Finding qualified help can be a real challenge. While mowing or planting doesn't necessarily take a great deal of technical skill, it is hard work, and it's work that's often done under uncomfortably warm conditions. It also takes a fair amount of physical stamina and the ability to handle power tools deftly without amputating useful body parts. So what on earth would make someone take on such a demanding job when he or she could sell designer shoes at the mall or call out mystery game numbers at the bowling alley?
M-O-N-E-Y, that's what. Which is why you'll have to do better than minimum wage if you want to attract qualified workers.
"Don't fall off your chair, but part of my success in hiring employees has come from paying way past the industry standard," says Nathan Bowers, owner of Premier Lawn Services in Sykesville, Maryland. "I pay laborers $11 to $14 an hour and my foreman $17 an hour. That may seem like a lot, but I've kept my employees [a long time]. That's pretty much unheard of in this business."
In case you did fall off your chair, remember that the trade-off for shelling out the big bucks is that, like Bowers, you won't have to spend a lot of time advertising, interviewing and hiring. But you don't necessarily have to pay that much to get the same excellent results. The Occupational Outlook Handbook 2006-07 (U.S. Department of Labor) reports that the median hourly wage for landscaping and groundskeeping laborers was $9.82, which you could round up to $10 or down to $9.50. If that's a little too high for your startup budget, you could instead offer at least $2 above minimum wage since it's hard to find unskilled jobs that pay that well.
However, according to industry experts and other business owners we spoke to, $10 an hour is about the going hourly rate for employees, which, compared to the current minimum wage, looks pretty darned good. Some owners, like Steve Mager, a lawn care business owner in Minnesota who also does chemical applications, have a sliding wage scale. Steve's base wage is $10, but he pays more-around $15 an hour-to workers with certain qualifications, such as those with a spotless driving record or a pesticide certification.
When you establish your base wage, keep in mind that in service industries like lawn care, it's not unusual for workers to change jobs to nab as little as a 25-cent-per-hour pay increase. So it's a good idea to ask around to see what other service providers are paying in your area and set your base pay rate accordingly.

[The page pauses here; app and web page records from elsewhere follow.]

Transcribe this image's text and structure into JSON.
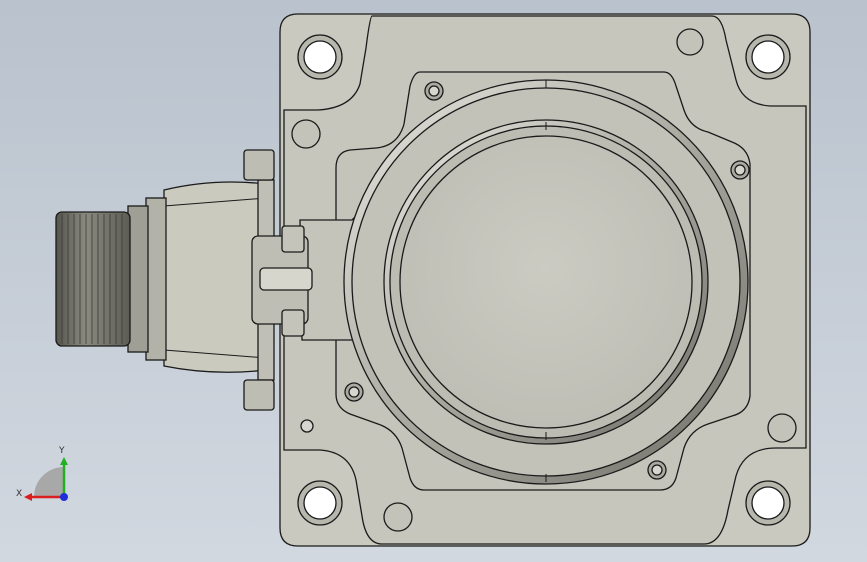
{
  "viewport": {
    "background_top": "#b9c2cd",
    "background_bottom": "#d2d8e0"
  },
  "model": {
    "part_color": "#c8c8bf",
    "part_shade": "#b3b3aa",
    "edge_color": "#1a1a1a"
  },
  "triad": {
    "x_label": "X",
    "y_label": "Y",
    "x_color": "#d91f1f",
    "y_color": "#22b022",
    "z_color": "#1f2fd9"
  }
}
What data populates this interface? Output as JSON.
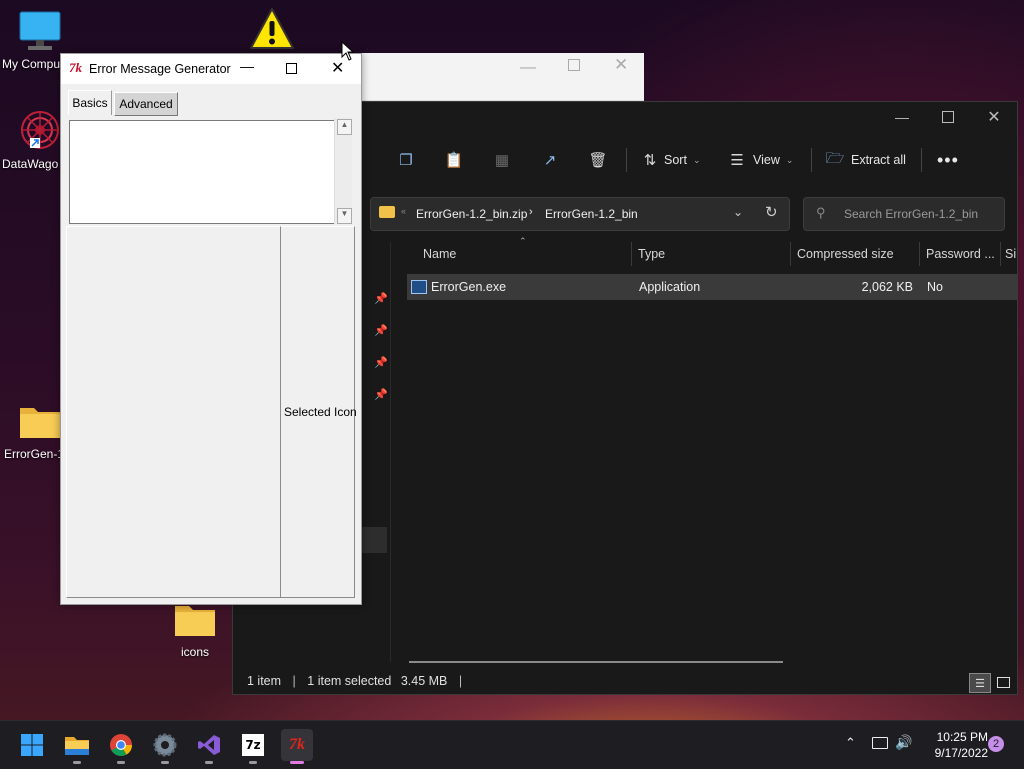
{
  "desktop": {
    "icons": [
      {
        "label": "My Compu",
        "icon": "computer-icon"
      },
      {
        "label": "DataWago",
        "icon": "datawagon-icon"
      },
      {
        "label": "ErrorGen-1",
        "icon": "folder-icon"
      },
      {
        "label": "icons",
        "icon": "folder-icon"
      }
    ]
  },
  "error_generator": {
    "title": "Error Message Generator",
    "tabs": [
      "Basics",
      "Advanced"
    ],
    "selected_icon_label": "Selected Icon"
  },
  "explorer": {
    "toolbar": {
      "sort": "Sort",
      "view": "View",
      "extract_all": "Extract all"
    },
    "address": {
      "segment1": "ErrorGen-1.2_bin.zip",
      "segment2": "ErrorGen-1.2_bin"
    },
    "search_placeholder": "Search ErrorGen-1.2_bin",
    "columns": [
      "Name",
      "Type",
      "Compressed size",
      "Password ...",
      "Si"
    ],
    "rows": [
      {
        "name": "ErrorGen.exe",
        "type": "Application",
        "compressed_size": "2,062 KB",
        "password": "No"
      }
    ],
    "status": {
      "count": "1 item",
      "selected": "1 item selected",
      "size": "3.45 MB"
    }
  },
  "taskbar": {
    "apps": [
      "start-icon",
      "file-explorer-icon",
      "chrome-icon",
      "settings-icon",
      "visual-studio-icon",
      "7zip-icon",
      "tk-app-icon"
    ],
    "time": "10:25 PM",
    "date": "9/17/2022",
    "notifications": "2"
  },
  "colors": {
    "accent": "#0078d4",
    "explorer_bg": "#191919",
    "taskbar_bg": "#1d1d22"
  }
}
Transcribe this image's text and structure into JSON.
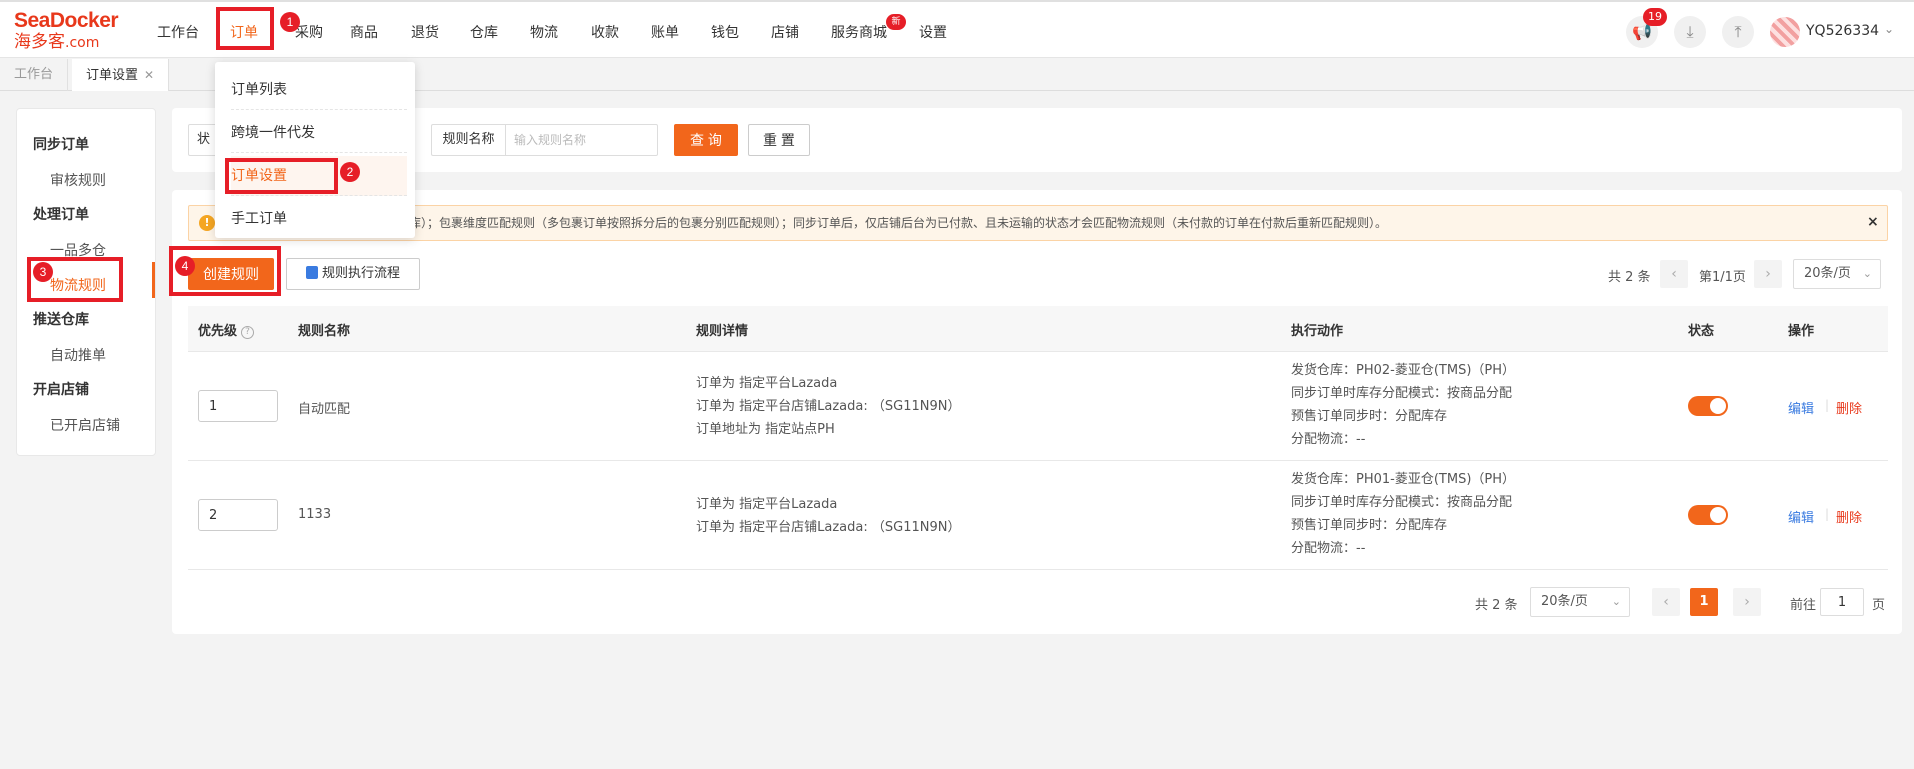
{
  "logo": {
    "top": "SeaDocker",
    "bottom": "海多客",
    "suffix": ".com"
  },
  "nav": {
    "items": [
      "工作台",
      "订单",
      "采购",
      "商品",
      "退货",
      "仓库",
      "物流",
      "收款",
      "账单",
      "钱包",
      "店铺",
      "服务商城",
      "设置"
    ],
    "service_badge": "新",
    "notif_count": "19",
    "user": "YQ526334"
  },
  "tabs": [
    "工作台",
    "订单设置"
  ],
  "sidebar": {
    "groups": [
      {
        "title": "同步订单",
        "items": [
          "审核规则"
        ]
      },
      {
        "title": "处理订单",
        "items": [
          "一品多仓",
          "物流规则"
        ]
      },
      {
        "title": "推送仓库",
        "items": [
          "自动推单"
        ]
      },
      {
        "title": "开启店铺",
        "items": [
          "已开启店铺"
        ]
      }
    ]
  },
  "dropdown": {
    "items": [
      "订单列表",
      "跨境一件代发",
      "订单设置",
      "手工订单"
    ]
  },
  "steps": [
    "1",
    "2",
    "3",
    "4"
  ],
  "filter": {
    "status_label": "状",
    "rule_name_label": "规则名称",
    "rule_name_placeholder": "输入规则名称",
    "search": "查 询",
    "reset": "重 置"
  },
  "notice": {
    "text": "仓库（平台物流订单不需要分配仓库）；包裹维度匹配规则（多包裹订单按照拆分后的包裹分别匹配规则）；同步订单后，仅店铺后台为已付款、且未运输的状态才会匹配物流规则（未付款的订单在付款后重新匹配规则）。",
    "icon": "info-icon",
    "close": "×"
  },
  "toolbar": {
    "create": "创建规则",
    "flow": "规则执行流程"
  },
  "pager_top": {
    "total": "共 2 条",
    "page": "第1/1页",
    "size": "20条/页"
  },
  "table": {
    "headers": [
      "优先级",
      "规则名称",
      "规则详情",
      "执行动作",
      "状态",
      "操作"
    ],
    "rows": [
      {
        "priority": "1",
        "name": "自动匹配",
        "details": [
          "订单为 指定平台Lazada",
          "订单为 指定平台店铺Lazada: （SG11N9N）",
          "订单地址为 指定站点PH"
        ],
        "actions": [
          "发货仓库：PH02-菱亚仓(TMS)（PH）",
          "同步订单时库存分配模式：按商品分配",
          "预售订单同步时：分配库存",
          "分配物流：--"
        ],
        "enabled": true,
        "edit": "编辑",
        "delete": "删除"
      },
      {
        "priority": "2",
        "name": "1133",
        "details": [
          "订单为 指定平台Lazada",
          "订单为 指定平台店铺Lazada: （SG11N9N）"
        ],
        "actions": [
          "发货仓库：PH01-菱亚仓(TMS)（PH）",
          "同步订单时库存分配模式：按商品分配",
          "预售订单同步时：分配库存",
          "分配物流：--"
        ],
        "enabled": true,
        "edit": "编辑",
        "delete": "删除"
      }
    ]
  },
  "pager_bottom": {
    "total": "共 2 条",
    "size": "20条/页",
    "current": "1",
    "goto_label": "前往",
    "goto_value": "1",
    "page_suffix": "页"
  },
  "colors": {
    "accent": "#f2661b",
    "annotation": "#e61e27",
    "link": "#3a7be0"
  }
}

"The truth is, both the lawn and landscape industries are starved for employees," says Tom Delaney, director of government affairs with PLANET, a Herndon, Virginia, association serving lawn care professionals, exterior maintenance contractors, installation/design/build professionals, and interiorscapers. "But the good news is, a mowing business needs fewer employees than other green businesses like landscaping. So your chances of finding enough people are not that bad."